As I’ve said, this tournament was leaving a major impression on me without watching any of it. I learned about the row between Roy Keane and Mick McCarthy at Saipan. They both seemed like scary figures at the time and in many ways they still are. I was left with the impression somehow that McCarthy was the bad guy. I may have been confused by the man with the Irish name and the thick Yorkshire accent. The sagas, excitement and chat that surrounded this tournament were just as important as the matches themselves. The odd glimpse at the TV while playing with WWE action figures was as far as my viewing went.
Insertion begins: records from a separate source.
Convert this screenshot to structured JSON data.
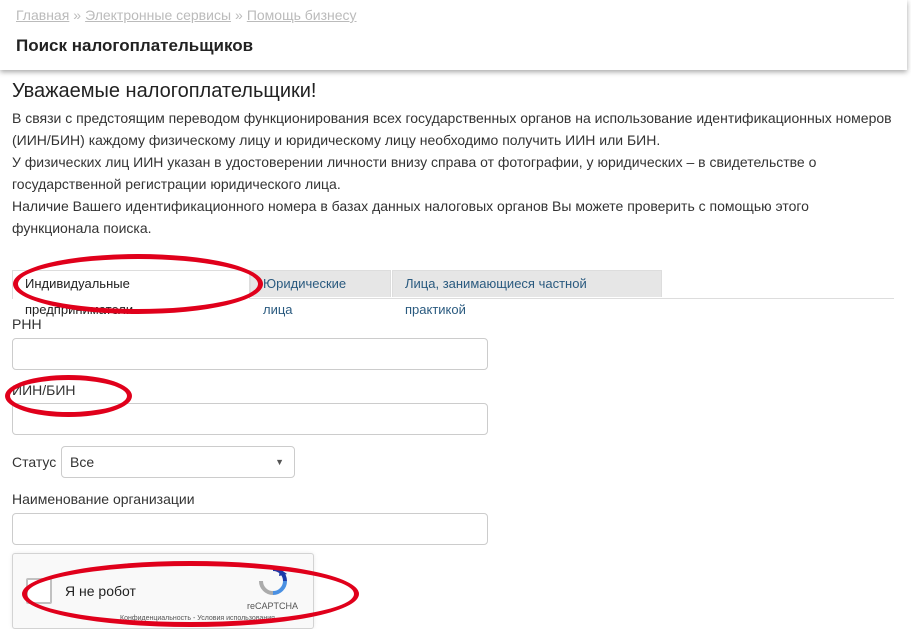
{
  "breadcrumb": {
    "items": [
      "Главная",
      "Электронные сервисы",
      "Помощь бизнесу"
    ],
    "separator": "»"
  },
  "header": {
    "title": "Поиск налогоплательщиков"
  },
  "intro": {
    "heading": "Уважаемые налогоплательщики!",
    "paragraphs": [
      "В связи с предстоящим переводом функционирования всех государственных органов на использование идентификационных номеров (ИИН/БИН) каждому физическому лицу и юридическому лицу необходимо получить ИИН или БИН.",
      "У физических лиц ИИН указан в удостоверении личности внизу справа от фотографии, у юридических – в свидетельстве о государственной регистрации юридического лица.",
      "Наличие Вашего идентификационного номера в базах данных налоговых органов Вы можете проверить с помощью этого функционала поиска."
    ]
  },
  "tabs": [
    {
      "label": "Индивидуальные предприниматели",
      "active": true
    },
    {
      "label": "Юридические лица",
      "active": false
    },
    {
      "label": "Лица, занимающиеся частной практикой",
      "active": false
    }
  ],
  "form": {
    "rnn_label": "РНН",
    "rnn_value": "",
    "iin_label": "ИИН/БИН",
    "iin_value": "",
    "status_label": "Статус",
    "status_value": "Все",
    "org_label": "Наименование организации",
    "org_value": ""
  },
  "captcha": {
    "label": "Я не робот",
    "brand": "reCAPTCHA",
    "terms": "Конфиденциальность - Условия использования"
  },
  "colors": {
    "annotation": "#e0001b",
    "link": "#2a5a7f",
    "muted": "#bbbbbb"
  },
  "icons": [
    "chevron-down-icon",
    "recaptcha-logo-icon"
  ]
}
The difficult times brought about by coronavirus have reminded us of the role sport plays in our lives. Whether it’s flicking over to Sky Sports News, watching your local team or randomly watching biathlon on Eurosport, sport takes up a lot of your time. It acts as a punctuating mark in life. You can remember what you were doing on a random Saturday because of the match that was on that day. You remember who you went to the pub with and what you got from the Chinese.
These things are more significant than they seem. There are definitely more important things than football but our interests help build our personalities and determine our careers. Without the stickers on the door, I may not have developed my love for football or interest in geography from being introduced to all those flags. An experience that seems incredibly minor can have more of a lasting impact than you could have imagined.